### EXERCISE DATA
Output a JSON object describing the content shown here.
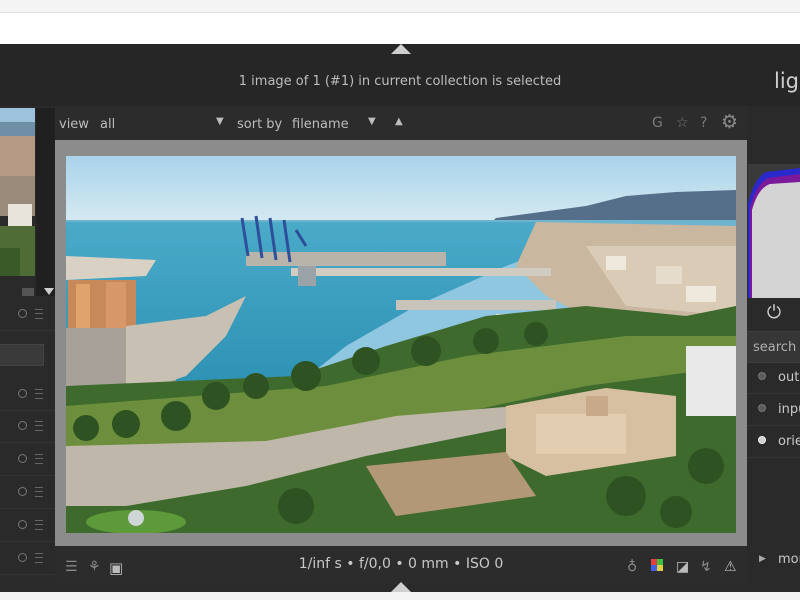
{
  "header": {
    "selection_status": "1 image of 1 (#1) in current collection is selected",
    "module_title": "ligh"
  },
  "filter_bar": {
    "view_label": "view",
    "view_value": "all",
    "sort_label": "sort by",
    "sort_value": "filename",
    "sort_order_icon": "up-triangle-icon",
    "right_icons": [
      "grouping-icon",
      "star-icon",
      "help-icon",
      "gear-icon"
    ],
    "grouping_glyph": "G",
    "star_glyph": "☆",
    "help_glyph": "?",
    "gear_glyph": "⚙"
  },
  "bottom_bar": {
    "exif": "1/inf s • f/0,0 • 0 mm • ISO 0",
    "left_icons": [
      "menu-icon",
      "presets-icon",
      "display-icon"
    ],
    "right_icons": [
      "bulb-icon",
      "color-picker-icon",
      "overexposed-icon",
      "softproof-icon",
      "gamut-check-icon"
    ]
  },
  "right_panel": {
    "search_placeholder": "search r",
    "modules": [
      {
        "label": "outp",
        "enabled": false
      },
      {
        "label": "inpu",
        "enabled": false
      },
      {
        "label": "orie",
        "enabled": true
      }
    ],
    "more_modules": "mor"
  },
  "colors": {
    "background": "#2a2a2a",
    "text": "#bdbdbd",
    "image_frame": "#8c8c8c"
  }
}
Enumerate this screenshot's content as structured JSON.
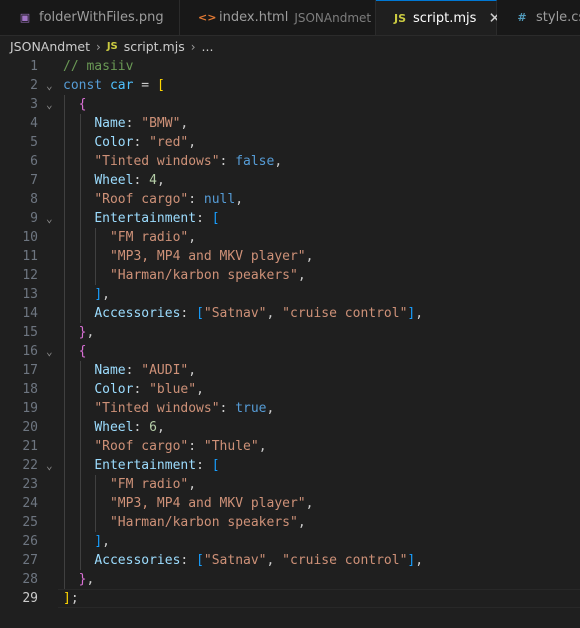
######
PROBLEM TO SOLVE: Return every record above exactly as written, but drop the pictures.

PROBLEM SOLUTION:
Output a JSON object describing the content shown here.
{
  "header": {
    "selection_status": "1 image of 1 (#1) in current collection is selected",
    "module_title": "ligh"
  },
  "filter_bar": {
    "view_label": "view",
    "view_value": "all",
    "sort_label": "sort by",
    "sort_value": "filename",
    "sort_order_icon": "up-triangle-icon",
    "right_icons": [
      "grouping-icon",
      "star-icon",
      "help-icon",
      "gear-icon"
    ],
    "grouping_glyph": "G",
    "star_glyph": "☆",
    "help_glyph": "?",
    "gear_glyph": "⚙"
  },
  "bottom_bar": {
    "exif": "1/inf s • f/0,0 • 0 mm • ISO 0",
    "left_icons": [
      "menu-icon",
      "presets-icon",
      "display-icon"
    ],
    "right_icons": [
      "bulb-icon",
      "color-picker-icon",
      "overexposed-icon",
      "softproof-icon",
      "gamut-check-icon"
    ]
  },
  "right_panel": {
    "search_placeholder": "search r",
    "modules": [
      {
        "label": "outp",
        "enabled": false
      },
      {
        "label": "inpu",
        "enabled": false
      },
      {
        "label": "orie",
        "enabled": true
      }
    ],
    "more_modules": "mor"
  },
  "colors": {
    "background": "#2a2a2a",
    "text": "#bdbdbd",
    "image_frame": "#8c8c8c"
  }
}
Enumerate this screenshot's content as structured JSON.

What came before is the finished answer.